SCANDIA — Even in her days at Scandia Elementary, Forest Lake Area High School grad Audrey Mills knew she wanted a career in healthcare.
It wasn’t until her junior year at St. Paul’s Macalester College she realized that didn’t mean becoming a doctor. A presentation at the liberal arts college changed Mills’ thinking.
Earlier this summer she participated in a month-long practicum in nursing in the Australian Outback, helping deliver babies and attending to medical needs of women and children.
The practice of medicine in Australia is much more relaxed, Mills said, with much less data collection going on between patients and providers. She said the women she's met have been especially strong.
“The Australian system is much more ‘live and let live,’” she said. “People (there) really take charge of their life and their health. Maintaining and improving their state doesn't simply fall on a medication — people are willing to change their way of living.”
She said the opportunity to compare the two countries' healthcare system has been invaluable.
“(It's) allowed me to check and rethink the way I care for people,” she noted. “It's also allowed me the opportunity to see just how blessed we are to live in the United States. Our medical system, while flawed, is second to none and provides levels of care that isn't seen in other developed countries. This is especially true in our ability to provide culturally competent, efficient, high-level care.”
Back at FLAHS, Mills participated on the basketball and soccer teams and was a high jumper on the track team. She received her undergraduate degree in chemistry from Macalester in 2012, played basketball there for two years and was a track team high jumper for four. From there, she moved east, to Johns Hopkins University, earning a bachelor’s degree in nursing and R.N. certification.

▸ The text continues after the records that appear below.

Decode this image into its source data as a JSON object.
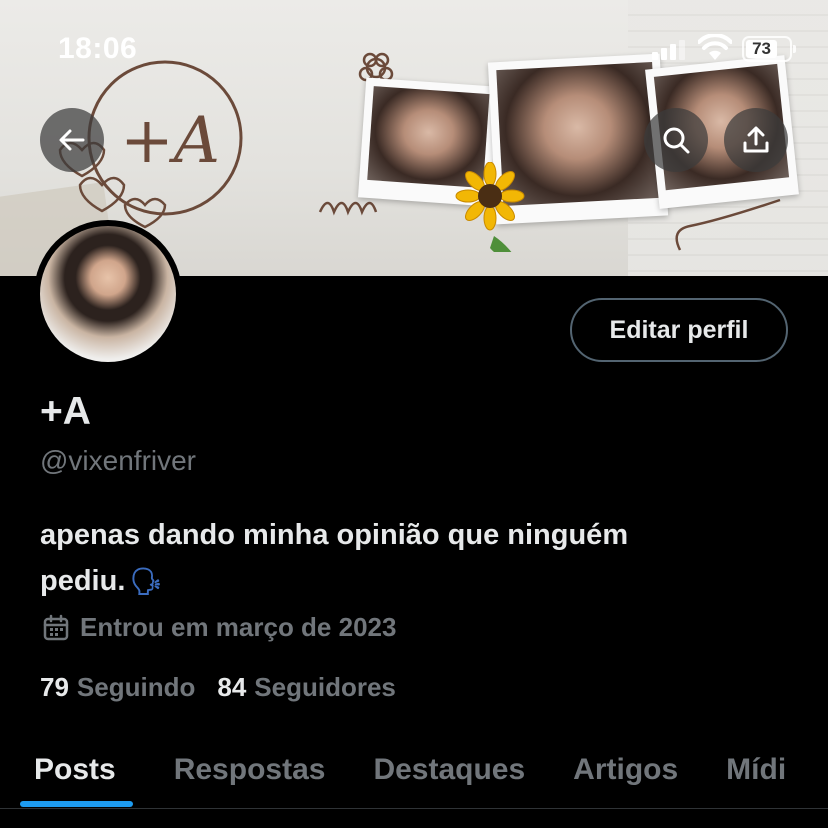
{
  "status_bar": {
    "time": "18:06",
    "battery": "73"
  },
  "banner": {
    "logo_text": "+A"
  },
  "actions": {
    "edit_profile": "Editar perfil"
  },
  "profile": {
    "name": "+A",
    "handle": "@vixenfriver",
    "bio_line1": "apenas dando minha opinião que ninguém",
    "bio_line2": "pediu.",
    "bio_emoji": "🗣",
    "joined": "Entrou em março de 2023",
    "following_count": "79",
    "following_label": "Seguindo",
    "followers_count": "84",
    "followers_label": "Seguidores"
  },
  "tabs": [
    {
      "label": "Posts"
    },
    {
      "label": "Respostas"
    },
    {
      "label": "Destaques"
    },
    {
      "label": "Artigos"
    },
    {
      "label": "Mídi"
    }
  ],
  "colors": {
    "accent": "#1d9bf0",
    "muted": "#71767b",
    "text": "#e7e9ea",
    "background": "#000000"
  },
  "icons": [
    "back-arrow-icon",
    "search-icon",
    "share-icon",
    "calendar-icon",
    "signal-icon",
    "wifi-icon",
    "battery-icon"
  ]
}
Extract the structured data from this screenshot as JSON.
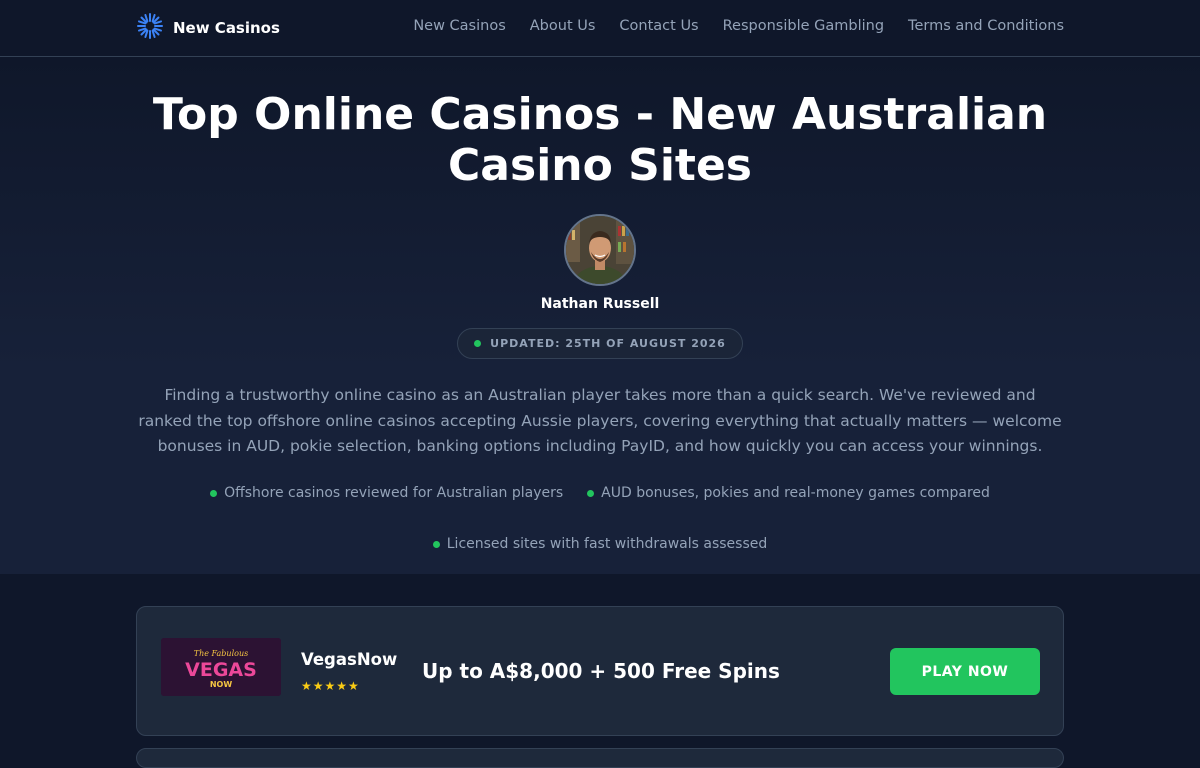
{
  "header": {
    "brand_name": "New Casinos",
    "brand_icon": "sunburst-logo-icon",
    "nav": [
      {
        "label": "New Casinos"
      },
      {
        "label": "About Us"
      },
      {
        "label": "Contact Us"
      },
      {
        "label": "Responsible Gambling"
      },
      {
        "label": "Terms and Conditions"
      }
    ]
  },
  "hero": {
    "title_line1": "Top Online Casinos - New Australian",
    "title_line2": "Casino Sites",
    "author": "Nathan Russell",
    "updated": "UPDATED: 25TH OF AUGUST 2026",
    "intro": "Finding a trustworthy online casino as an Australian player takes more than a quick search. We've reviewed and ranked the top offshore online casinos accepting Aussie players, covering everything that actually matters — welcome bonuses in AUD, pokie selection, banking options including PayID, and how quickly you can access your winnings.",
    "points": [
      "Offshore casinos reviewed for Australian players",
      "AUD bonuses, pokies and real-money games compared",
      "Licensed sites with fast withdrawals assessed"
    ]
  },
  "listing": {
    "casinos": [
      {
        "name": "VegasNow",
        "logo_script": "The Fabulous",
        "logo_main": "VEGAS",
        "logo_sub": "NOW",
        "rating": 5,
        "stars": "★★★★★",
        "bonus": "Up to A$8,000 + 500 Free Spins",
        "cta": "PLAY NOW"
      }
    ]
  },
  "colors": {
    "background": "#0f172a",
    "card": "#1e293b",
    "accent_green": "#22c55e",
    "accent_blue": "#3b82f6",
    "star": "#facc15",
    "muted_text": "#94a3b8"
  }
}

This fall she'll pursue a Doctor of Nursing Practice degree with an emphasis in midwifery at the University of Maryland.
With a doctorate-level degree in hand, Mills hopes to be a strong advocate for women and-bring nursing into further prominence in the U.S. health care system.
“Nurses around the world are managing the everyday care for patients, and see them at their best and worst,” she said. “It’s time for nursing as a worldwide profession to step into the forefront and use our nursing specific skills to help people improve lives. Working as part of an interdisciplinary team is something fairly new to the U.S, not yet seen in Australia. We need to take advantage of that and make the voice of nurses heard in the care plan.”
She credited her upbringing in Scandia for giving her the desire to serve others.
“I really love my community,” she said. “Big things come from small towns.”